BY ADELE CASANOVA
The opportunity for a good life begins in our families, schools, and jobs. And it begins in our neighborhoods. At United Way of Forsyth County, the community investment team understands that whatever country, state, city, or neighborhood we live in, each area presents us with a set of unique opportunities and challenges in our lives…in short, Place Matters. Access to education, health care, home stability, and community support are all predictors of future success. The United Way began considering a Place Matters initiative in 2013 while reviewing the progress of the program in other cities such as Atlanta and Cincinnati.
Chief Impact Officer Debbie Wilson notes, “In 2016, with the United Way already allocating approximately 20% of its annual budget to improve specific impoverished neighborhoods in Winston-Salem, the decision was made to allocate those funds through the Place Matters program in partnership with Neighbors for Better Neighborhoods, a local grassroots community organization. Our community has made tremendous progress over the years, but many people who live here face increasingly complex and interconnected challenges – challenges that are more prevalent in some of our neighborhoods. We believe that Place Matters can provide comprehensive solutions to complex issues.”
The United Way reviewed data that demonstrated that a person’s future success in life is determined by the zip code of his or her origin access and that this includes the level of education, financial success, physical and mental health, and the findings even predicted longevity. Knowing that access to education, health care, home stability, and community support are all predictors of future success, the United Way team determined that, as an organization, they needed to begin the work to address these determinants.
This was especially critical since Forsyth County has experienced an 81% increase in the percentage of the population living in poverty since 2000, and is number seven out of the largest metro areas in the US, with the greatest increase of people living in neighborhoods with highly concentrated poverty.
Place Matters addresses thirteen neighborhoods in the eastern part of the city that encompasses thirty-four churches and three schools, and were originally suburbs when first built, but are now in the center of the city. The key aspect of implementing Place Matters in these communities was to engage and include the residents themselves as contributors and leaders.
Wilson explains, “These individuals make up what are known as Resident Impact Councils. These councils identify existing assets and needs in their communities and work directly with our teams at the United Way and other support agencies to direct resources in the most efficient ways within their neighborhoods. This resident-led process allows residents to direct and advise support organizations toward specific needs-based results. We’re taking an assets-based approach, using the strengths already present in a neighborhood to fulfill that neighborhood’s needs. These assets include the skills, gifts, and talents of the residents along with their strong desire to prosper.”
The members of the Resident Impact Councils have emerged as natural leaders who desire to engage the community’s assets in conjunction with the supporting organizations to realize specific neighborhood goals toward prosperity. Support organizations listen to the Councils’ insights and recommendations, and a greater sense of accountability emerges, empowering the residents.

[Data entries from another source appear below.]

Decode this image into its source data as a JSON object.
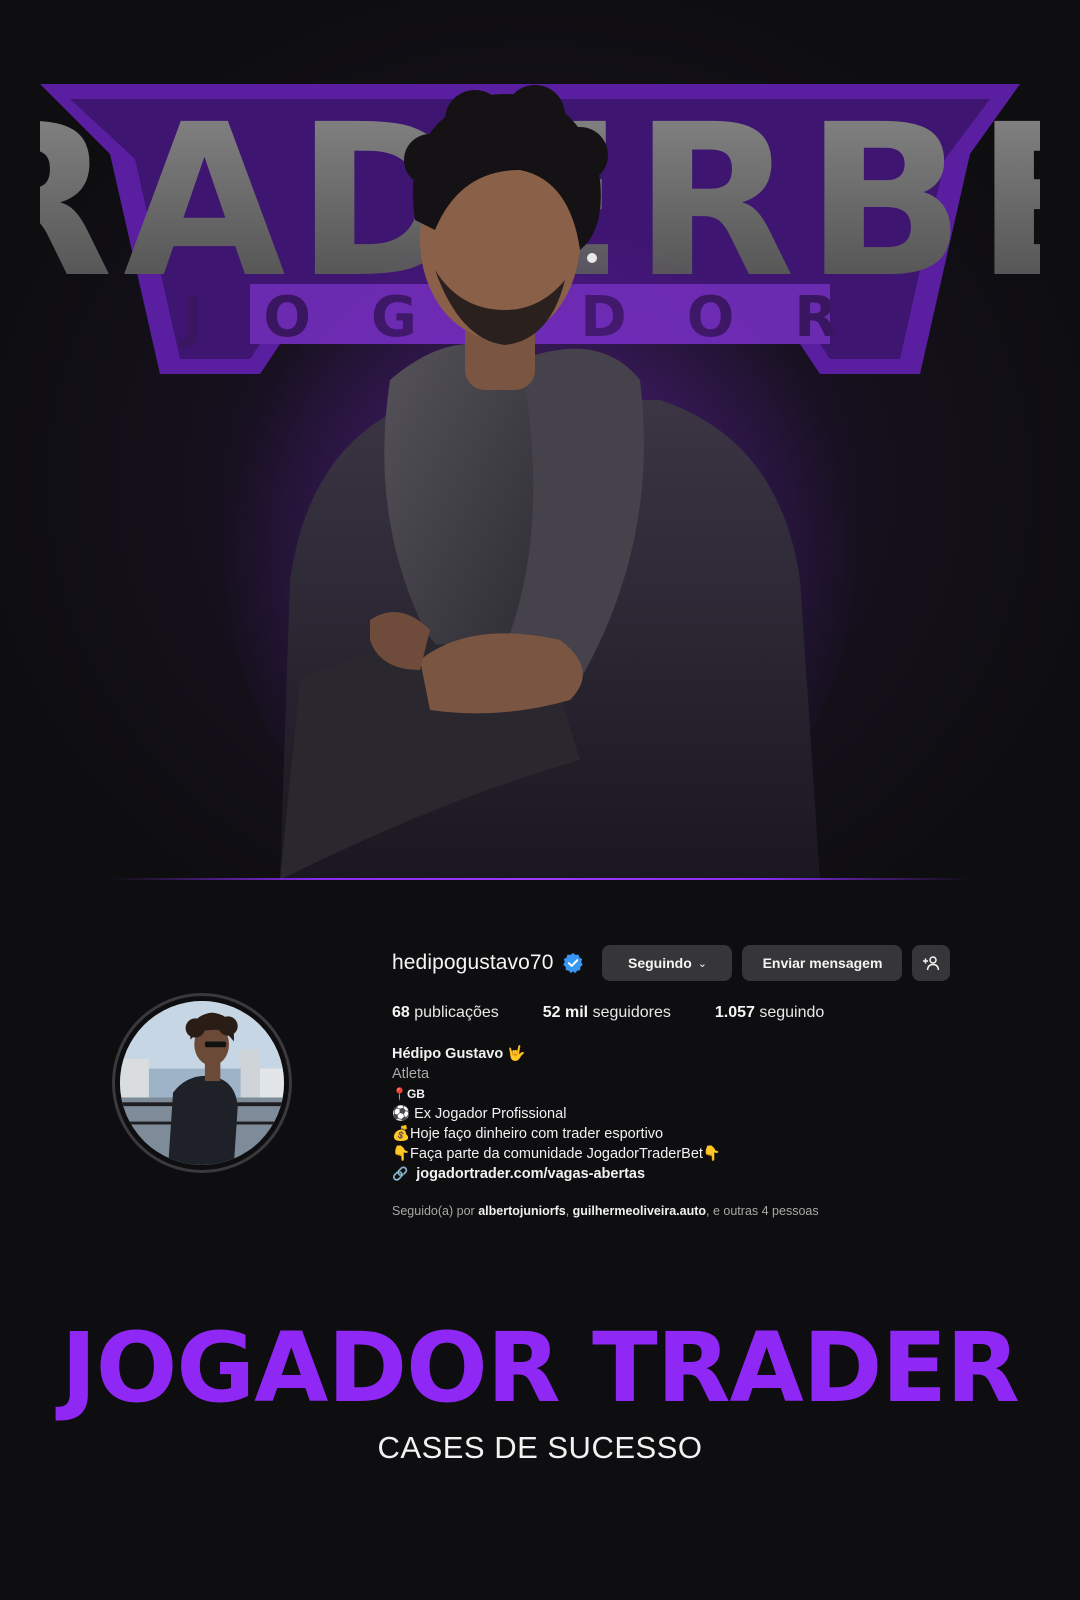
{
  "hero": {
    "banner_text": "TRADERBET",
    "banner_subtext": "JOGADOR",
    "accent_color": "#8b2cf5"
  },
  "profile": {
    "username": "hedipogustavo70",
    "verified_icon": "verified-badge-icon",
    "follow_button": "Seguindo",
    "message_button": "Enviar mensagem",
    "add_person_icon": "+ꝏ",
    "stats": {
      "posts_count": "68",
      "posts_label": "publicações",
      "followers_count": "52 mil",
      "followers_label": "seguidores",
      "following_count": "1.057",
      "following_label": "seguindo"
    },
    "bio": {
      "name": "Hédipo Gustavo 🤟",
      "category": "Atleta",
      "line_location": "📍GB",
      "line_1": "⚽ Ex Jogador Profissional",
      "line_2": "💰Hoje faço dinheiro com trader esportivo",
      "line_3": "👇Faça parte da comunidade JogadorTraderBet👇",
      "link": "jogadortrader.com/vagas-abertas"
    },
    "followed_by": {
      "prefix": "Seguido(a) por",
      "user_1": "albertojuniorfs",
      "user_2": "guilhermeoliveira.auto",
      "suffix": ", e outras 4 pessoas"
    }
  },
  "footer": {
    "title": "JOGADOR TRADER",
    "subtitle": "CASES DE SUCESSO"
  }
}
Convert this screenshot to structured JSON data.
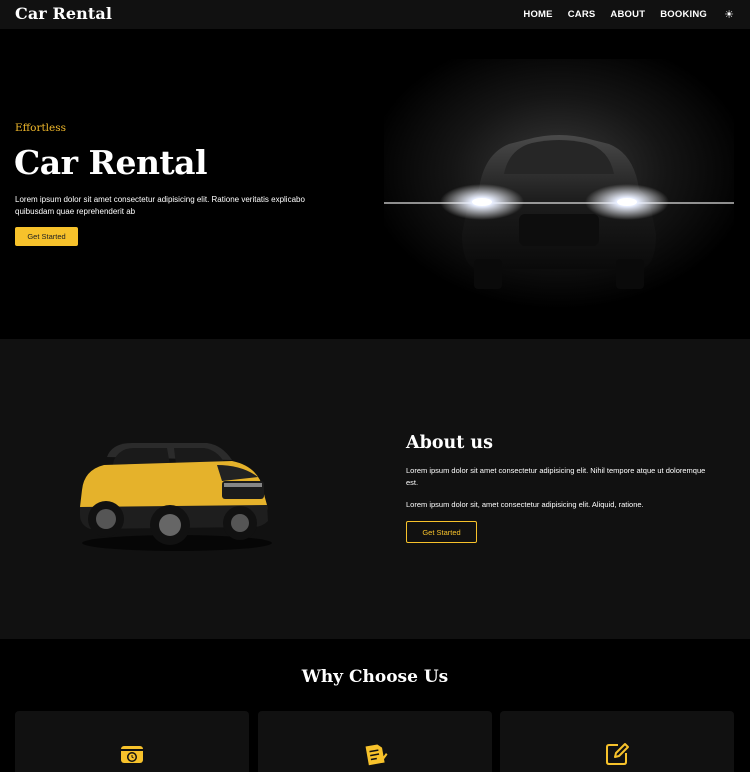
{
  "nav": {
    "logo": "Car Rental",
    "items": [
      "HOME",
      "CARS",
      "ABOUT",
      "BOOKING"
    ],
    "theme_icon": "sun-icon"
  },
  "hero": {
    "tag": "Effortless",
    "title": "Car Rental",
    "text": "Lorem ipsum dolor sit amet consectetur adipisicing elit. Ratione veritatis explicabo quibusdam quae reprehenderit ab",
    "button": "Get Started"
  },
  "about": {
    "title": "About us",
    "p1": "Lorem ipsum dolor sit amet consectetur adipisicing elit. Nihil tempore atque ut doloremque est.",
    "p2": "Lorem ipsum dolor sit, amet consectetur adipisicing elit. Aliquid, ratione.",
    "button": "Get Started"
  },
  "why": {
    "title": "Why Choose Us",
    "cards": [
      {
        "icon": "wallet-clock-icon"
      },
      {
        "icon": "document-pen-icon"
      },
      {
        "icon": "edit-icon"
      }
    ]
  },
  "colors": {
    "accent": "#f7c22b",
    "bg_dark": "#000000",
    "bg_panel": "#111111"
  }
}
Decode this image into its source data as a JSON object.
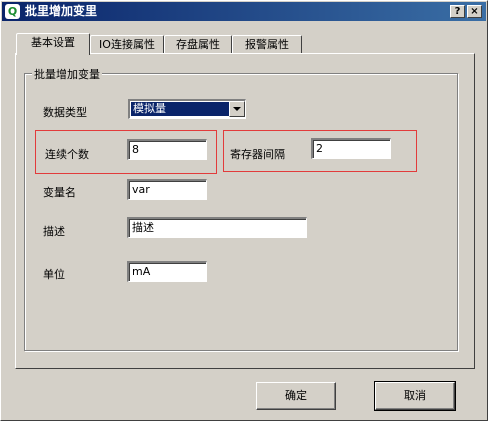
{
  "window": {
    "title": "批里增加变里",
    "help_label": "?",
    "close_label": "×",
    "app_icon_glyph": "Q"
  },
  "tabs": [
    {
      "label": "基本设置",
      "active": true
    },
    {
      "label": "IO连接属性",
      "active": false
    },
    {
      "label": "存盘属性",
      "active": false
    },
    {
      "label": "报警属性",
      "active": false
    }
  ],
  "group": {
    "title": "批量增加变量",
    "data_type": {
      "label": "数据类型",
      "value": "模拟量"
    },
    "count": {
      "label": "连续个数",
      "value": "8"
    },
    "register_interval": {
      "label": "寄存器间隔",
      "value": "2"
    },
    "var_name": {
      "label": "变量名",
      "value": "var"
    },
    "description": {
      "label": "描述",
      "value": "描述"
    },
    "unit": {
      "label": "单位",
      "value": "mA"
    }
  },
  "buttons": {
    "ok": "确定",
    "cancel": "取消"
  },
  "colors": {
    "title_bar": "#0a246a",
    "dialog_bg": "#d4d0c8",
    "highlight_box": "#e23b3b",
    "combo_selected": "#0a246a"
  }
}
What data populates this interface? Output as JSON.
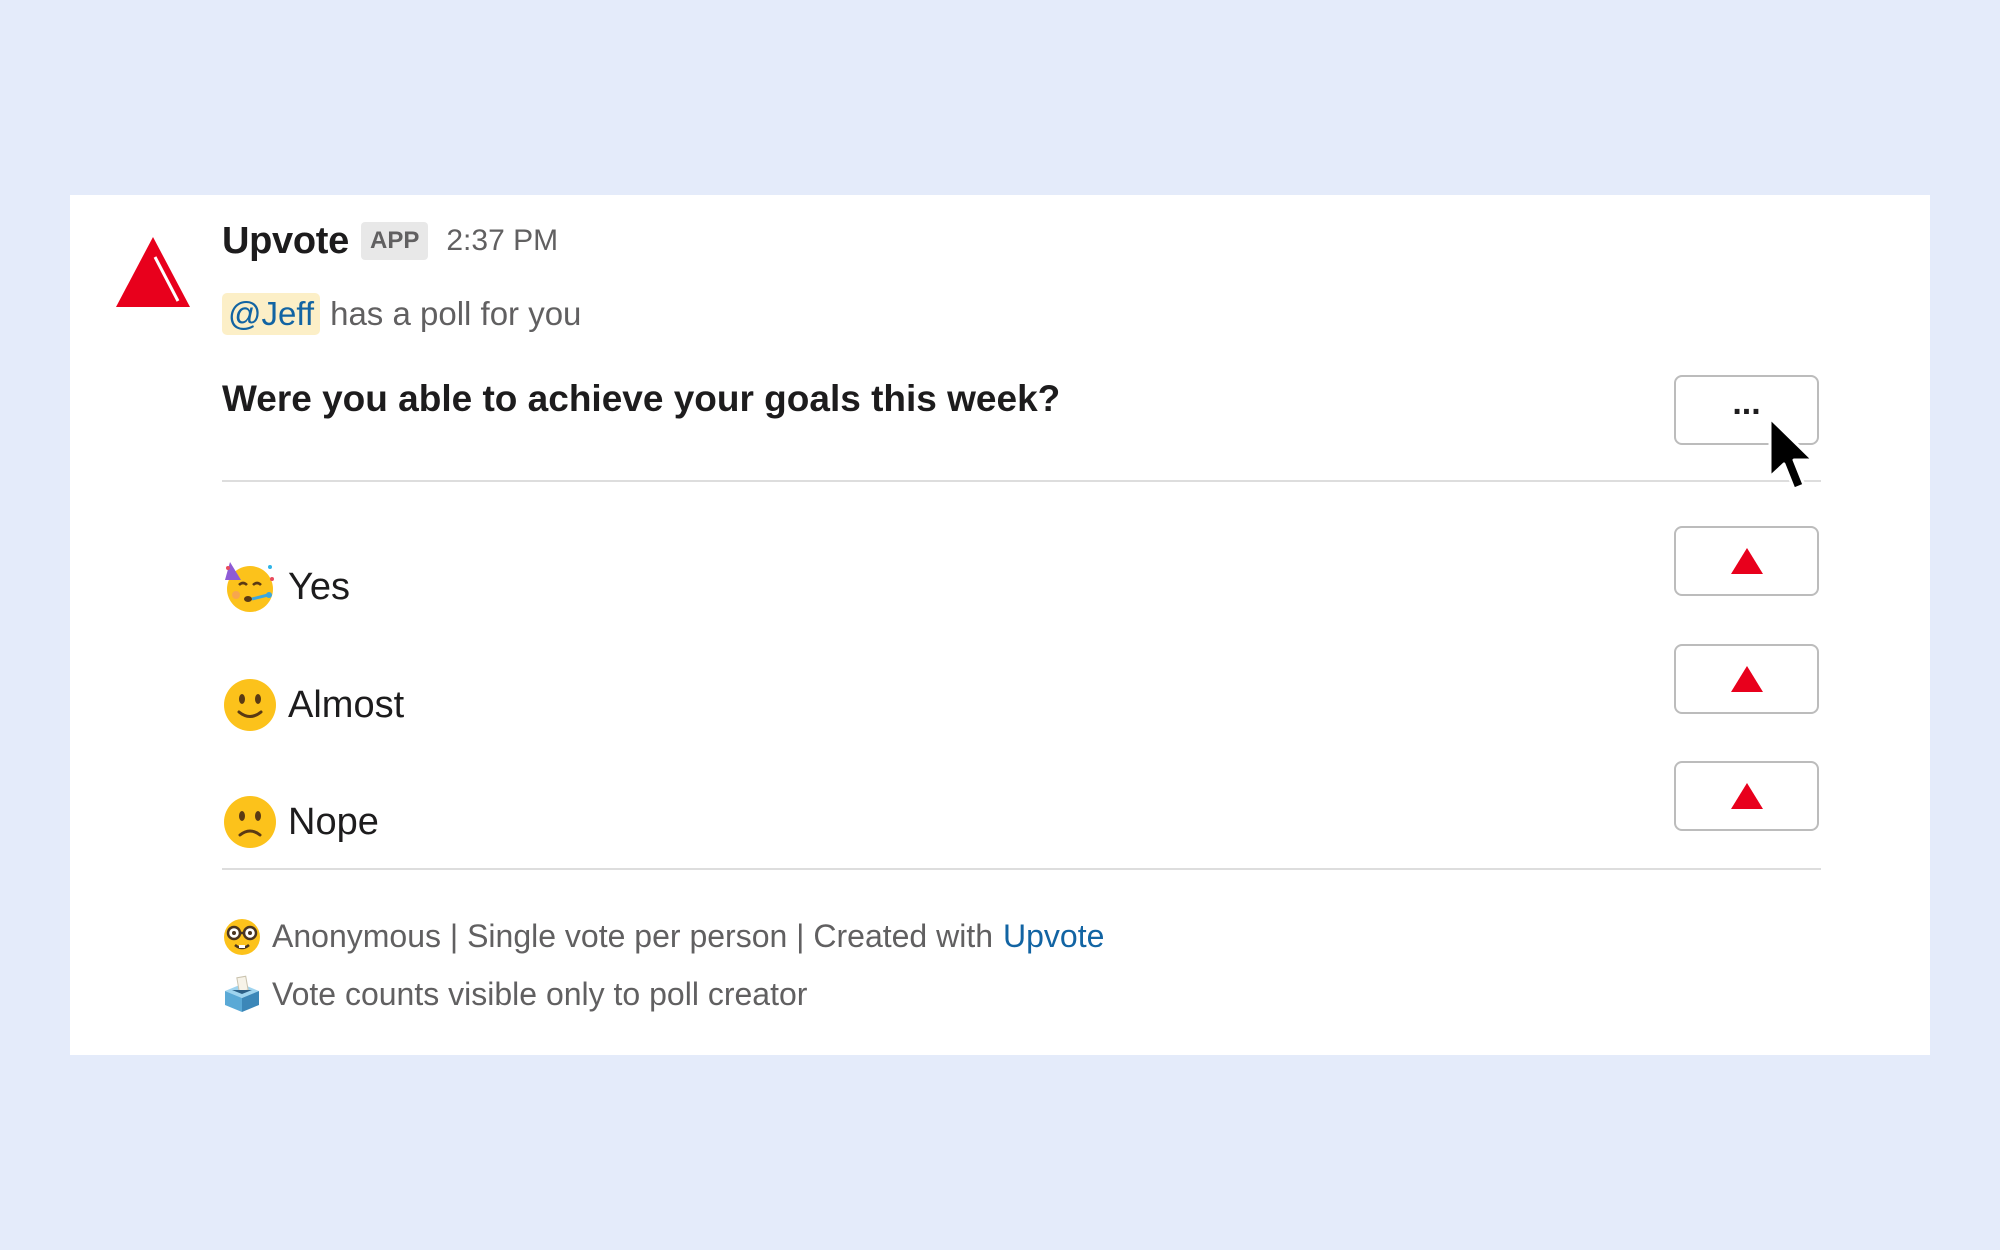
{
  "message": {
    "app_name": "Upvote",
    "app_badge": "APP",
    "timestamp": "2:37 PM",
    "mention": "@Jeff",
    "intro_text": "has a poll for you"
  },
  "poll": {
    "question": "Were you able to achieve your goals this week?",
    "more_button_label": "...",
    "options": [
      {
        "emoji": "partying-face-icon",
        "label": "Yes"
      },
      {
        "emoji": "slightly-smiling-face-icon",
        "label": "Almost"
      },
      {
        "emoji": "slightly-frowning-face-icon",
        "label": "Nope"
      }
    ]
  },
  "footer": {
    "settings_text": "Anonymous | Single vote per person | Created with",
    "settings_link": "Upvote",
    "visibility_text": "Vote counts visible only to poll creator"
  },
  "colors": {
    "background": "#e4ebfa",
    "upvote_red": "#e8001c",
    "link": "#1264a3",
    "mention_bg": "#fcefc7"
  }
}
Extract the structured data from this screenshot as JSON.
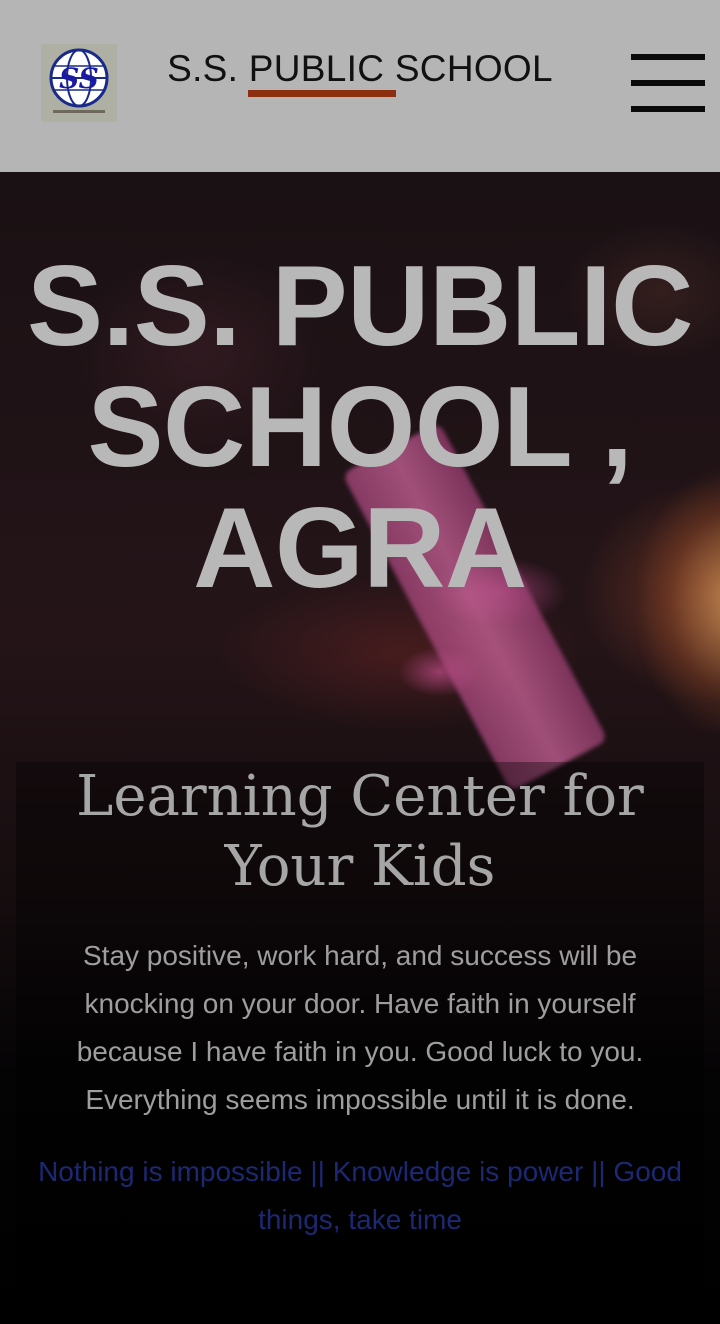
{
  "header": {
    "logo_icon": "school-globe-logo",
    "logo_initials": "SS",
    "title": "S.S. PUBLIC SCHOOL",
    "menu_icon": "hamburger-menu-icon"
  },
  "hero": {
    "title_lines": [
      "S.S. PUBLIC",
      "SCHOOL ,",
      "AGRA"
    ],
    "subtitle_lines": [
      "Learning Center for",
      "Your Kids"
    ],
    "paragraph": "Stay positive, work hard, and success will be knocking on your door. Have faith in yourself because I have faith in you. Good luck to you. Everything seems impossible until it is done.",
    "link_text": "Nothing is impossible || Knowledge is power || Good things, take time"
  },
  "colors": {
    "header_bg": "#b5b5b5",
    "underline_accent": "#8c2f10",
    "link_color": "#1d2873"
  }
}
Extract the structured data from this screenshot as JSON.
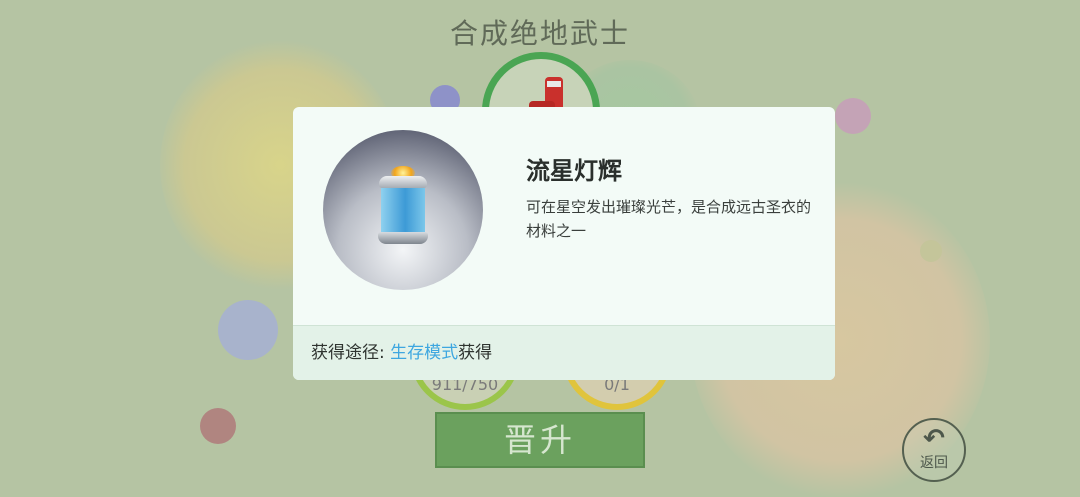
{
  "screen": {
    "title": "合成绝地武士",
    "upgrade_label": "晋升",
    "back_label": "返回",
    "stat_left": "911/750",
    "stat_right": "0/1"
  },
  "popup": {
    "item_name": "流星灯辉",
    "item_description": "可在星空发出璀璨光芒，是合成远古圣衣的材料之一",
    "source_label": "获得途径:",
    "source_mode": "生存模式",
    "source_suffix": "获得"
  },
  "icons": {
    "back": "undo-arrow-icon",
    "item": "lantern-jar-icon"
  },
  "colors": {
    "accent_green": "#4aa553",
    "link_blue": "#3ea7e0",
    "upgrade_button": "#6ba15e"
  }
}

An example of community engagement using the assets-based strategy is the working partnership between the Winston-Salem/Forsyth County Schools Be Legendary program, the JRAMS Achieving Maximum Success program and Grace Presbyterian Church. The JRAMS is a mentoring program between Carver High School and Winston-Salem State University. The project name comes from the WSSU Rams football team and the Carver High School Yellow Jackets team. This mentoring program has contributed to the greatest level of growth in academic performance in a Winston-Salem High School bringing grade level performance from F to D+ for repeat ninth and tenth-grade students within one year.
Place Matters also opens the door for participation from non-profit agencies that are not currently United Way member agencies. An example is the recent partnership with Habitat for Humanity in which six new homes were recently built in a Place Matters neighborhood where no new homes had been built within the past fifty years. This contributes to the concept of family and home stability, which is essential for the future success of residents.
The Place Matters initiative is now in the third and final year of the first funding cycle for the designated neighborhoods. The United Way has invested 2.7 million dollars in programs and partnerships focused on strengthening these thirteen neighborhoods. The goal is for these neighborhoods to become self-sustaining in the assets-based model for success, and for the United Way to take gained knowledge from the initiative on to other neighborhoods. The principle that an entire city can benefit from the individual success of each neighborhood is at the core of the Place Matters initiative. The United Way of Forsyth County supports this principle in the implementation of Place Matters, as well as continues to serve the community as a whole regarding its four main areas of concern: health, education, financial stability, and basic needs.
To learn more about the Place Matters Initiative, to see the full list of Place Matters partner agencies and to donate, please visit the United Way of Forsyth County website at ForsythUnitedWay.org.